Deputy Attorney General Rod Rosenstein, who appointed Robert Mueller in May 2017 to investigate Russian interference during the presidential election, fire back Thursday at politicians and journalists who have questioned his handling of the probe.

Rosenstein defended the nearly two-year special counsel investigation, saying “our nation is safer, elections are more secure, and citizens are better informed about covert foreign influence schemes.”

Speaking at the Public Servants Dinner of the Armenian Bar Association, Rosenstein spoke publicly for the first time since Mueller’s report was made public.

“As acting Attorney General, it was my responsibility to make sure that the Department of Justice would do what the American people pay us to do: conduct an independent investigation,” said Rosenstein, who leaves the Justice Department next month.

Rosenstein and Attorney General William Barr made the decision that President Trump did not obstruct justice.

“I did pledge to do it right and take it to the appropriate conclusion,” Rosenstein said. “I did not promise to report all results to the public, because grand jury investigations are ex parte proceedings. It is not our job to render conclusive factual findings. … We just decide whether it is appropriate to file criminal charges.”

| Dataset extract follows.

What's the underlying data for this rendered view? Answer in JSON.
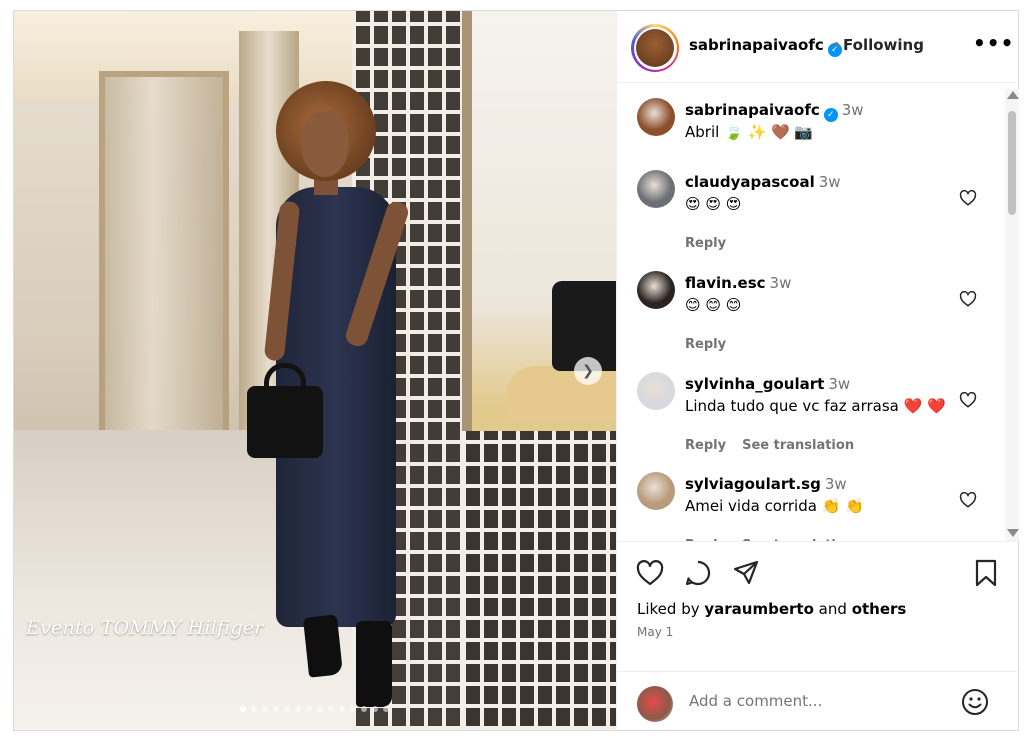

How Trump Continues to Mislead the Public on the Mueller Investigation

Flie photo

By Steve Neavling
ticklethewire.com

President Trump continues to distort the truth about Robert Mueller’s investigation, falsely claiming he was fully exonerated from a report that was drawn up by “highly conflicted” prosecutors.

The Associated Press examined recent claims by Trump to determine whether he was being truthful.

On Saturday, Trump tweeted, The Mueller Report … was written as nastily as possible by 13 (18) Angry Democrats who were true Trump Haters, including highly conflicted Bob Mueller himself.”

Even Trump’s own aides admit this isn’t true. The president’s assertions that Mueller is “highly conflicted” stem from Mueller interviewing for the FBI director position before he was appointed special counsel and Mueller’s dispute over membership fees at a Trump golf course.

According to the special counsel’s report, Trump’s closest aides said the president’s complaints don’t represent “true conflicts.”

Further, Mueller is a lifelong Republican appointed by a member of Trump’s administration, Deputy Attorney General Rod Rosenstein.

On Saturday, Trump also tweeted that “The Mueller Report should not have been authorized in the first place.”

That claim rests on the false assertion that the investigation was prompted by an anti-Trump dossier financed by the Democratic Party and Hillary Clinton’s campaign.

Truth is, as the Mueller report indicates, the FBI’s investigation “began months before it received the dossier,” the AP wrote.

“Within a week of the (WikiLeaks) release, a foreign government informed the FBI about its May 2016 interaction with Papadopoulos,” the report stated. “On July 31, 2016, based on the foreign government reporting, the FBI opened an investigation into potential coordination between the Russian government and individuals associated with the Trump Campaign.”

On Thursday, Trump and several of his aides, including Vice President Mike Pence, claimed the report exonerated the president of any wrongdoing.

The report clearly stated the opposite.

“If we had confidence after a thorough investigation of the facts that the President clearly did not commit obstruction of justice, we would so state,” Mueller wrote. “Based on the facts and the applicable legal standards, however, we are unable to reach that judgment.”

Further, the report cites 10 examples of possible obstruction by the president.

“The evidence does indicate that a thorough FBI investigation would uncover facts about the campaign and the President personally that the President could have understood to be crimes or that would give rise to personal and political concerns,” the report states.